ABOUT THIS EXERCISE: Your response should reproduce every line of the entries that contains the word "iconfont".

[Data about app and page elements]
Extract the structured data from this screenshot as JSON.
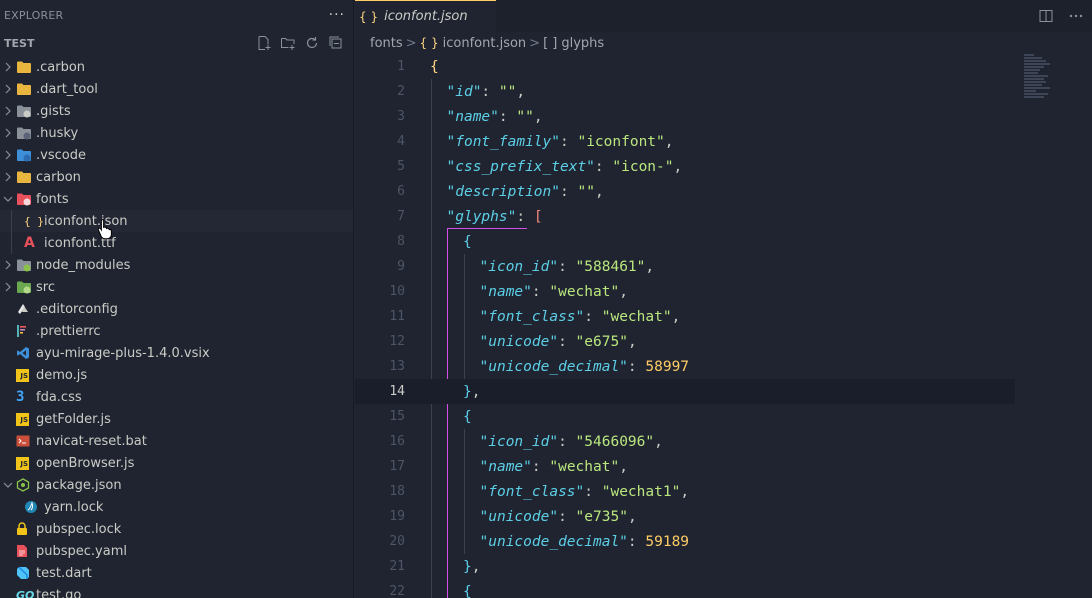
{
  "sidebar": {
    "title": "EXPLORER",
    "more": "···",
    "section": "TEST",
    "tree": [
      {
        "label": ".carbon",
        "icon": "folder-icon",
        "chevron": ">",
        "indent": 0
      },
      {
        "label": ".dart_tool",
        "icon": "folder-icon",
        "chevron": ">",
        "indent": 0
      },
      {
        "label": ".gists",
        "icon": "github-folder-icon",
        "chevron": ">",
        "indent": 0
      },
      {
        "label": ".husky",
        "icon": "husky-folder-icon",
        "chevron": ">",
        "indent": 0
      },
      {
        "label": ".vscode",
        "icon": "vscode-folder-icon",
        "chevron": ">",
        "indent": 0
      },
      {
        "label": "carbon",
        "icon": "folder-icon",
        "chevron": ">",
        "indent": 0
      },
      {
        "label": "fonts",
        "icon": "fonts-folder-icon",
        "chevron": "v",
        "indent": 0
      },
      {
        "label": "iconfont.json",
        "icon": "json-icon",
        "chevron": "",
        "indent": 1,
        "selected": true
      },
      {
        "label": "iconfont.ttf",
        "icon": "font-file-icon",
        "chevron": "",
        "indent": 1
      },
      {
        "label": "node_modules",
        "icon": "node-folder-icon",
        "chevron": ">",
        "indent": 0
      },
      {
        "label": "src",
        "icon": "src-folder-icon",
        "chevron": ">",
        "indent": 0
      },
      {
        "label": ".editorconfig",
        "icon": "editorconfig-icon",
        "chevron": "",
        "indent": 0
      },
      {
        "label": ".prettierrc",
        "icon": "prettier-icon",
        "chevron": "",
        "indent": 0
      },
      {
        "label": "ayu-mirage-plus-1.4.0.vsix",
        "icon": "vscode-icon",
        "chevron": "",
        "indent": 0
      },
      {
        "label": "demo.js",
        "icon": "js-icon",
        "chevron": "",
        "indent": 0
      },
      {
        "label": "fda.css",
        "icon": "css-icon",
        "chevron": "",
        "indent": 0
      },
      {
        "label": "getFolder.js",
        "icon": "js-icon",
        "chevron": "",
        "indent": 0
      },
      {
        "label": "navicat-reset.bat",
        "icon": "bat-icon",
        "chevron": "",
        "indent": 0
      },
      {
        "label": "openBrowser.js",
        "icon": "js-icon",
        "chevron": "",
        "indent": 0
      },
      {
        "label": "package.json",
        "icon": "node-json-icon",
        "chevron": "v",
        "indent": 0
      },
      {
        "label": "yarn.lock",
        "icon": "yarn-icon",
        "chevron": "",
        "indent": 1
      },
      {
        "label": "pubspec.lock",
        "icon": "lock-icon",
        "chevron": "",
        "indent": 0
      },
      {
        "label": "pubspec.yaml",
        "icon": "yaml-icon",
        "chevron": "",
        "indent": 0
      },
      {
        "label": "test.dart",
        "icon": "dart-icon",
        "chevron": "",
        "indent": 0
      },
      {
        "label": "test.go",
        "icon": "go-icon",
        "chevron": "",
        "indent": 0
      }
    ]
  },
  "tab": {
    "braces": "{ }",
    "label": "iconfont.json"
  },
  "breadcrumb": {
    "folder": "fonts",
    "sep": ">",
    "file_braces": "{ }",
    "file": "iconfont.json",
    "symbol_brackets": "[ ]",
    "symbol": "glyphs"
  },
  "editor": {
    "current_line": 14,
    "lines": [
      {
        "n": "1",
        "indent": 0,
        "tokens": [
          {
            "t": "{",
            "c": "b1"
          }
        ]
      },
      {
        "n": "2",
        "indent": 1,
        "tokens": [
          {
            "t": "\"id\"",
            "c": "key"
          },
          {
            "t": ": ",
            "c": "punc"
          },
          {
            "t": "\"\"",
            "c": "str"
          },
          {
            "t": ",",
            "c": "punc"
          }
        ]
      },
      {
        "n": "3",
        "indent": 1,
        "tokens": [
          {
            "t": "\"name\"",
            "c": "key"
          },
          {
            "t": ": ",
            "c": "punc"
          },
          {
            "t": "\"\"",
            "c": "str"
          },
          {
            "t": ",",
            "c": "punc"
          }
        ]
      },
      {
        "n": "4",
        "indent": 1,
        "tokens": [
          {
            "t": "\"font_family\"",
            "c": "key"
          },
          {
            "t": ": ",
            "c": "punc"
          },
          {
            "t": "\"iconfont\"",
            "c": "str"
          },
          {
            "t": ",",
            "c": "punc"
          }
        ]
      },
      {
        "n": "5",
        "indent": 1,
        "tokens": [
          {
            "t": "\"css_prefix_text\"",
            "c": "key"
          },
          {
            "t": ": ",
            "c": "punc"
          },
          {
            "t": "\"icon-\"",
            "c": "str"
          },
          {
            "t": ",",
            "c": "punc"
          }
        ]
      },
      {
        "n": "6",
        "indent": 1,
        "tokens": [
          {
            "t": "\"description\"",
            "c": "key"
          },
          {
            "t": ": ",
            "c": "punc"
          },
          {
            "t": "\"\"",
            "c": "str"
          },
          {
            "t": ",",
            "c": "punc"
          }
        ]
      },
      {
        "n": "7",
        "indent": 1,
        "tokens": [
          {
            "t": "\"glyphs\"",
            "c": "key"
          },
          {
            "t": ": ",
            "c": "punc"
          },
          {
            "t": "[",
            "c": "b2"
          }
        ]
      },
      {
        "n": "8",
        "indent": 2,
        "tokens": [
          {
            "t": "{",
            "c": "b3"
          }
        ]
      },
      {
        "n": "9",
        "indent": 3,
        "tokens": [
          {
            "t": "\"icon_id\"",
            "c": "key"
          },
          {
            "t": ": ",
            "c": "punc"
          },
          {
            "t": "\"588461\"",
            "c": "str"
          },
          {
            "t": ",",
            "c": "punc"
          }
        ]
      },
      {
        "n": "10",
        "indent": 3,
        "tokens": [
          {
            "t": "\"name\"",
            "c": "key"
          },
          {
            "t": ": ",
            "c": "punc"
          },
          {
            "t": "\"wechat\"",
            "c": "str"
          },
          {
            "t": ",",
            "c": "punc"
          }
        ]
      },
      {
        "n": "11",
        "indent": 3,
        "tokens": [
          {
            "t": "\"font_class\"",
            "c": "key"
          },
          {
            "t": ": ",
            "c": "punc"
          },
          {
            "t": "\"wechat\"",
            "c": "str"
          },
          {
            "t": ",",
            "c": "punc"
          }
        ]
      },
      {
        "n": "12",
        "indent": 3,
        "tokens": [
          {
            "t": "\"unicode\"",
            "c": "key"
          },
          {
            "t": ": ",
            "c": "punc"
          },
          {
            "t": "\"e675\"",
            "c": "str"
          },
          {
            "t": ",",
            "c": "punc"
          }
        ]
      },
      {
        "n": "13",
        "indent": 3,
        "tokens": [
          {
            "t": "\"unicode_decimal\"",
            "c": "key"
          },
          {
            "t": ": ",
            "c": "punc"
          },
          {
            "t": "58997",
            "c": "num"
          }
        ]
      },
      {
        "n": "14",
        "indent": 2,
        "tokens": [
          {
            "t": "}",
            "c": "b3"
          },
          {
            "t": ",",
            "c": "punc"
          }
        ]
      },
      {
        "n": "15",
        "indent": 2,
        "tokens": [
          {
            "t": "{",
            "c": "b3"
          }
        ]
      },
      {
        "n": "16",
        "indent": 3,
        "tokens": [
          {
            "t": "\"icon_id\"",
            "c": "key"
          },
          {
            "t": ": ",
            "c": "punc"
          },
          {
            "t": "\"5466096\"",
            "c": "str"
          },
          {
            "t": ",",
            "c": "punc"
          }
        ]
      },
      {
        "n": "17",
        "indent": 3,
        "tokens": [
          {
            "t": "\"name\"",
            "c": "key"
          },
          {
            "t": ": ",
            "c": "punc"
          },
          {
            "t": "\"wechat\"",
            "c": "str"
          },
          {
            "t": ",",
            "c": "punc"
          }
        ]
      },
      {
        "n": "18",
        "indent": 3,
        "tokens": [
          {
            "t": "\"font_class\"",
            "c": "key"
          },
          {
            "t": ": ",
            "c": "punc"
          },
          {
            "t": "\"wechat1\"",
            "c": "str"
          },
          {
            "t": ",",
            "c": "punc"
          }
        ]
      },
      {
        "n": "19",
        "indent": 3,
        "tokens": [
          {
            "t": "\"unicode\"",
            "c": "key"
          },
          {
            "t": ": ",
            "c": "punc"
          },
          {
            "t": "\"e735\"",
            "c": "str"
          },
          {
            "t": ",",
            "c": "punc"
          }
        ]
      },
      {
        "n": "20",
        "indent": 3,
        "tokens": [
          {
            "t": "\"unicode_decimal\"",
            "c": "key"
          },
          {
            "t": ": ",
            "c": "punc"
          },
          {
            "t": "59189",
            "c": "num"
          }
        ]
      },
      {
        "n": "21",
        "indent": 2,
        "tokens": [
          {
            "t": "}",
            "c": "b3"
          },
          {
            "t": ",",
            "c": "punc"
          }
        ]
      },
      {
        "n": "22",
        "indent": 2,
        "tokens": [
          {
            "t": "{",
            "c": "b3"
          }
        ]
      }
    ]
  },
  "colors": {
    "background": "#1f2430",
    "accent": "#ffcc66",
    "key": "#5ccfe6",
    "string": "#bae67e",
    "number": "#ffcc66",
    "bracket_guide": "#d450e8"
  }
}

EXERCISE OUTPUT:
        "label": "iconfont.json",
        "label": "iconfont.ttf",
    "label": "iconfont.json"
    "file": "iconfont.json",
            "t": "\"iconfont\"",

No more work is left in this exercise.